I wonder what is the characteristic polynomial of $$\begin{bmatrix} 0 & A_1 & 0 & ... & 0\\ 0 & 0 & A_2 & ... & 0\\ \vdots & \vdots & \vdots & \vdots & \vdots \\ 0 & 0 & 0 & ... & A_{m-1}\\ A_m & 0 & 0 & ... & 0\\ \end{bmatrix}$$ where $$A_1,..., A_m$$ are square matrices with different sizes. The regular block matrix determinant formula does not apply here since they require diagonal blocks to be square, but here it is not. I would appreciate it so much if anyone could help.

I think imposing different sizes is too general, you (probably) won't find a generic formula.

If we set $$m$$ the size of each matrix (provided they are the same), by redefining a sort of linear algebra on non commutative rings (study of $$\mathcal{M}_m(k)$$-modules) you can get $$\chi_M = \det \left(X^n I_m + (-1)^{m(n-1) + n} A_n A_1 \cdots A_{n-1}\right) = \det \left(X^n I_m - (-1)^{(m+1)(n-1)} A_n A_1 \cdots A_{n-1}\right)$$ Which gives us $$\chi_M = \chi_{(-1)^{(m+1)(n-1)}A_n A_1 \cdots A_{n-1}} (X^n) = \chi_{(-1)^{(m+1)(n-1)}A_1 \cdots A_n} (X^n)$$ (just do as if the block matrix were coefficient (non commutative) and replace $$-1$$ by $$(-1)^m$$ in each of your operation, then apply set again, this time the normal way. I can't do much better (maybe check my result with two matrices).

Otherwise I have a way to calculate the determinant without the technique above

The way to do it is to exchange rows or columns, for this, I denote: $$f(A_n,A_1,\dots,A_{n-1}) := \det \begin{pmatrix} &A_1 \\ &&\ddots\\ &&&A_{n-1}\\ A_n \end{pmatrix}$$ with $$m$$ the size of each square matrix and $$mn$$ the total size of this block matrix.

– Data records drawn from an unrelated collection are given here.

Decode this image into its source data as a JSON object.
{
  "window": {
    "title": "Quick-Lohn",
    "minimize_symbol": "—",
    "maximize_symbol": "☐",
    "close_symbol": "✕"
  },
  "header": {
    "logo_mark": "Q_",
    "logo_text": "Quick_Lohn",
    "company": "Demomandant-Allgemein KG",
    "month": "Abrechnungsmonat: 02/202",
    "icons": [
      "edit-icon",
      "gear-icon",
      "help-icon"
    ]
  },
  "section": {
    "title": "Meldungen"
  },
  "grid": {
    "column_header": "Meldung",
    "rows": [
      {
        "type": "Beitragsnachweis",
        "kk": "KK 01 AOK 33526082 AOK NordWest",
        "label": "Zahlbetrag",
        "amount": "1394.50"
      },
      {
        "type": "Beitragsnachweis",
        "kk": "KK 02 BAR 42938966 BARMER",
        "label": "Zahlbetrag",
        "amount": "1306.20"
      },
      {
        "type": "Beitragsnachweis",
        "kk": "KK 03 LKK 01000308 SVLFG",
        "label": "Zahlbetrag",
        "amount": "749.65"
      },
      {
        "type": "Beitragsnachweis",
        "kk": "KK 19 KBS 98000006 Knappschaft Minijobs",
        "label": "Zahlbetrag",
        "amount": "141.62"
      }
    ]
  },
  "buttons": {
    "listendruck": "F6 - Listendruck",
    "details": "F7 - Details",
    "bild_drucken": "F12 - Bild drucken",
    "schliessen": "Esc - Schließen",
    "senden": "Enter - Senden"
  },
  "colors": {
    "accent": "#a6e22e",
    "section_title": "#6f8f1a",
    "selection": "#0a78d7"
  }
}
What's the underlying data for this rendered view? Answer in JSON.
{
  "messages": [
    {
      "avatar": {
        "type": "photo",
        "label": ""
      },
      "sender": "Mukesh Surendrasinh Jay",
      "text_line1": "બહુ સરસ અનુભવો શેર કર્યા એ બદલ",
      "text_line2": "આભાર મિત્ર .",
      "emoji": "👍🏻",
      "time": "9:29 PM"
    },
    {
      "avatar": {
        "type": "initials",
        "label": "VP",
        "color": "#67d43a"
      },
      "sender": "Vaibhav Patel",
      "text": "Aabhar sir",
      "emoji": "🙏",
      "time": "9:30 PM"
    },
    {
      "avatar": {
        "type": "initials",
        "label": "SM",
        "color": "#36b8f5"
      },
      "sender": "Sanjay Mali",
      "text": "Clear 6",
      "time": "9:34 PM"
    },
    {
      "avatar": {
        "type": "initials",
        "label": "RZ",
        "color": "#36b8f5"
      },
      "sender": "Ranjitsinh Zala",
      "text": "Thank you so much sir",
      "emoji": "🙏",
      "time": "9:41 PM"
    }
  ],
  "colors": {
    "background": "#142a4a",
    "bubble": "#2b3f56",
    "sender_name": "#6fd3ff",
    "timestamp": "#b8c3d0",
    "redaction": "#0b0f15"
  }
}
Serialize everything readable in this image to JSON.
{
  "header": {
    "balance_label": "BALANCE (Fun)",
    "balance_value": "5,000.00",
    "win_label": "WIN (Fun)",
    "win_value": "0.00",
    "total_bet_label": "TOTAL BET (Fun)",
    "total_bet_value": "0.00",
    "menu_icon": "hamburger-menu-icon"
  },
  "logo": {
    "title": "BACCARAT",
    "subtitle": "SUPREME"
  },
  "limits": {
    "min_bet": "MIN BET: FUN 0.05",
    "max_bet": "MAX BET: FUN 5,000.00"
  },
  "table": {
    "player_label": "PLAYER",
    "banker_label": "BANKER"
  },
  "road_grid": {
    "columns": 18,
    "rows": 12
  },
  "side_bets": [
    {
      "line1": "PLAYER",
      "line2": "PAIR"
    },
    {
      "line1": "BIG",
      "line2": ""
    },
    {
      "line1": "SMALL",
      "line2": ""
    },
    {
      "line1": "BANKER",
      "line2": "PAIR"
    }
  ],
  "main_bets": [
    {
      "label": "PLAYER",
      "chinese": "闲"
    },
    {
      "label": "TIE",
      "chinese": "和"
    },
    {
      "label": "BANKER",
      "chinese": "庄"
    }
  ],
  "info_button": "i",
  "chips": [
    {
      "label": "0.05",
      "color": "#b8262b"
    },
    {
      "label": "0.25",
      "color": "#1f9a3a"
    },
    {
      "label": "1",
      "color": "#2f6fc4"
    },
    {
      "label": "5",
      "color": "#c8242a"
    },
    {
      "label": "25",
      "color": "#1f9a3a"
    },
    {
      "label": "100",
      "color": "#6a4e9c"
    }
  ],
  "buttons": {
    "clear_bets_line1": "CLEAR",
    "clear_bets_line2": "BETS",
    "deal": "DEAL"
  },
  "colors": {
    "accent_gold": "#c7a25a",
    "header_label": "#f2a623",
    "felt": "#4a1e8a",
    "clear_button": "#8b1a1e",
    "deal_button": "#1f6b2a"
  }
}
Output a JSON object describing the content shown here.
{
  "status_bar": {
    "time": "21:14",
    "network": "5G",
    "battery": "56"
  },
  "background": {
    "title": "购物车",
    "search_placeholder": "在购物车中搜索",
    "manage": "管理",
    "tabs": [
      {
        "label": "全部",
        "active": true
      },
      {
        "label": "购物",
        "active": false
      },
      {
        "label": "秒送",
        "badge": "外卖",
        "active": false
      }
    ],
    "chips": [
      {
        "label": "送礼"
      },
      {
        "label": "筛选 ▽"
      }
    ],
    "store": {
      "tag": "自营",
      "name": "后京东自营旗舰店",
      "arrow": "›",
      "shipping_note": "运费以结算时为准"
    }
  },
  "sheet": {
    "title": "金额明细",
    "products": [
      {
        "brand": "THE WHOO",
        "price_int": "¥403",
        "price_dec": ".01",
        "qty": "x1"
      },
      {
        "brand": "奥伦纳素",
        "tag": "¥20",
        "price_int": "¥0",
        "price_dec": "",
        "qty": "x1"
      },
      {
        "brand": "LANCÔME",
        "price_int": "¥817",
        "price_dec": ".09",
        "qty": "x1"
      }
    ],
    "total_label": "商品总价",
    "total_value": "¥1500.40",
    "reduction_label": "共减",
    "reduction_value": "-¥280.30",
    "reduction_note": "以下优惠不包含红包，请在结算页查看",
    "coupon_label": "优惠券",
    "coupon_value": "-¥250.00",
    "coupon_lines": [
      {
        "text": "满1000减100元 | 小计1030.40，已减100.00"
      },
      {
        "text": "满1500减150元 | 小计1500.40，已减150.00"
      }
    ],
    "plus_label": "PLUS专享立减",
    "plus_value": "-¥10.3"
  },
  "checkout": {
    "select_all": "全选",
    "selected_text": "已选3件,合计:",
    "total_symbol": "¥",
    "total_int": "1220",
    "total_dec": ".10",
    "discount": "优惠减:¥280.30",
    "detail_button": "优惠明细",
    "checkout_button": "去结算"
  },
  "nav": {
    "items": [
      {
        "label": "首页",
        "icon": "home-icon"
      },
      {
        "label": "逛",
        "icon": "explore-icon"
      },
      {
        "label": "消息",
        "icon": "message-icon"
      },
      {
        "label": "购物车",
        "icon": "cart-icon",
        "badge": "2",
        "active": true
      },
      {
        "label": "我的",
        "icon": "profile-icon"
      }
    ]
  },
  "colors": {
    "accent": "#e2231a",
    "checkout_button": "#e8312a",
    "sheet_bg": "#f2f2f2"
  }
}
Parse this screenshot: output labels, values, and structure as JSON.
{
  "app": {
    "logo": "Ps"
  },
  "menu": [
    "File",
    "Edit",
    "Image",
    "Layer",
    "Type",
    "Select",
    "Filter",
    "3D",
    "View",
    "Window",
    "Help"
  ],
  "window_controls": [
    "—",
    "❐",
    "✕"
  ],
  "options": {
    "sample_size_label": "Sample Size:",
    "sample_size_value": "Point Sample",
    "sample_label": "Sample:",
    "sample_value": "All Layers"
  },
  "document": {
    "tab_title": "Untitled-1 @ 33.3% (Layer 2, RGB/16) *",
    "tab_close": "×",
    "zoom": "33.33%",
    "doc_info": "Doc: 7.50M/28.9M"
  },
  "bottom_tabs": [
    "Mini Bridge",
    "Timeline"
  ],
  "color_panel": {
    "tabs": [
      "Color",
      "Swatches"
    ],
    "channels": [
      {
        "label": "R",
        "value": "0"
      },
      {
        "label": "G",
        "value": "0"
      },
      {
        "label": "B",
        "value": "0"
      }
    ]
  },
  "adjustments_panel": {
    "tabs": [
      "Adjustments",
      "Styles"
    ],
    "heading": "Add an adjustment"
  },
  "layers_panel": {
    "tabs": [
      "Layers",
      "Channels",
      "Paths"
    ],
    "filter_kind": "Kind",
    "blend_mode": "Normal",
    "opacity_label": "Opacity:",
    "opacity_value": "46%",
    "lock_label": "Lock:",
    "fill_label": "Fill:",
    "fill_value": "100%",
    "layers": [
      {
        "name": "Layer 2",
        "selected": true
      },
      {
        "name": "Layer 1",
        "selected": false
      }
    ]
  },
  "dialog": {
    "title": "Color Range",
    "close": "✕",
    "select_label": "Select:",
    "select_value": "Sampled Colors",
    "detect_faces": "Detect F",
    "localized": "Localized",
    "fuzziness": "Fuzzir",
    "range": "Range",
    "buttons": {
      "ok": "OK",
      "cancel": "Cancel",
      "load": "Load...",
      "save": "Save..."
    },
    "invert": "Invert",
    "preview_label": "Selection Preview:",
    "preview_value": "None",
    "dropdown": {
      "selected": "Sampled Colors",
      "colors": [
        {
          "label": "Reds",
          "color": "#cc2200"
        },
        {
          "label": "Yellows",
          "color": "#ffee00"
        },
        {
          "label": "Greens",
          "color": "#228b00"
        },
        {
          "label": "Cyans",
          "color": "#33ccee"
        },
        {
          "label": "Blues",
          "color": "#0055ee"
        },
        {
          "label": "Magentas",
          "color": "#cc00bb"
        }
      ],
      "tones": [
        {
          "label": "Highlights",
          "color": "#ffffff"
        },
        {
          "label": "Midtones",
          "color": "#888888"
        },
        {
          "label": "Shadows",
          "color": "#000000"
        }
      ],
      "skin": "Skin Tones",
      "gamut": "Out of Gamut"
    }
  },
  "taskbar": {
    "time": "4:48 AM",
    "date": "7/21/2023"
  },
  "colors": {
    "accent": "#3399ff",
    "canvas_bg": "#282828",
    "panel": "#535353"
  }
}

By inverting the successively rows $$1$$ and $$mn-m+1$$, $$2$$ and $$mn - n+2$$, $$\dots$$, $$m$$ and $$mn$$ we get: $$f(A_n,A_1,\dots,A_{n-1}) := (-1)^m \det \begin{pmatrix} A_n \\ &&A_2\\ &&& \ddots\\ &&&&A_{n-1}\\ &A_1 \end{pmatrix}\\ = (-1)^m \det (A_n) \det \begin{pmatrix} &A_2 \\ && \ddots\\ &&&A_{n-1}\\ A_1 \end{pmatrix} = (-1)^m \det(A_n) f(A_1,A_2,\dots ,A_{n-1}).$$ By iterating we have $$f(A_{n}, A_1,\dots , A_{n-1}) = (-1)^{km}\det(A_n) \det(A_1) \dots \det(A_{k-1}) f(A_k,\dots,A_{n-1}) \\ =(-1)^{(n-1)m}\det(A_n) \det(A_1) \dots \det(A_{n-2}) f(A_{n-1}) \\= (-1)^{(n-1)m} \det(A_1) \dots \det(A_n).$$

The problem may have nice a solution but I can't give much more, it's very tricky. You can always try to study its eigenvalues and think of it as a linear morphism instead of a matrix?

I (very) probably have made some sign errors but it is not relevant for the study of the spectrum...

I would add that it is no surprise to find the product of the $$A_i$$'s in this one, If you divide your vector space in $$V_1 \oplus \cdots \oplus V_n$$ with $$V_i$$ of dimension $$i$$, you can see that the $$A_i$$ induce linear functions $$f_i: V_{i+1} \longrightarrow V_i$$ with $$V_{n+1} = V_1$$. It looks like a cyclic "base", if you have seen Frobenius decomposition you are probably familiar with it, so if you take $$x \in V_2$$ you will have to apply $$A$$ $$n$$ times to it to get back to $$V_2$$, and it will be like you have applied $$f_1$$, $$f_2$$ etc.

• If you want details for the first part, just ask! Commented Jun 14, 2023 at 8:45
• Thank you so much for your reply! But in my research I have to consider different size of blocks, since I'm considering, from structural perspective, the relationship between perron root of a nonnegative irreducible matrix and its primitive components (i.e., cycles). It is not practical to make those cycles have the same shape... Commented Jun 14, 2023 at 14:54
• Haha good luck!! Commented Jun 14, 2023 at 14:54
• Thank you anyway, Jules! Commented Jun 14, 2023 at 15:10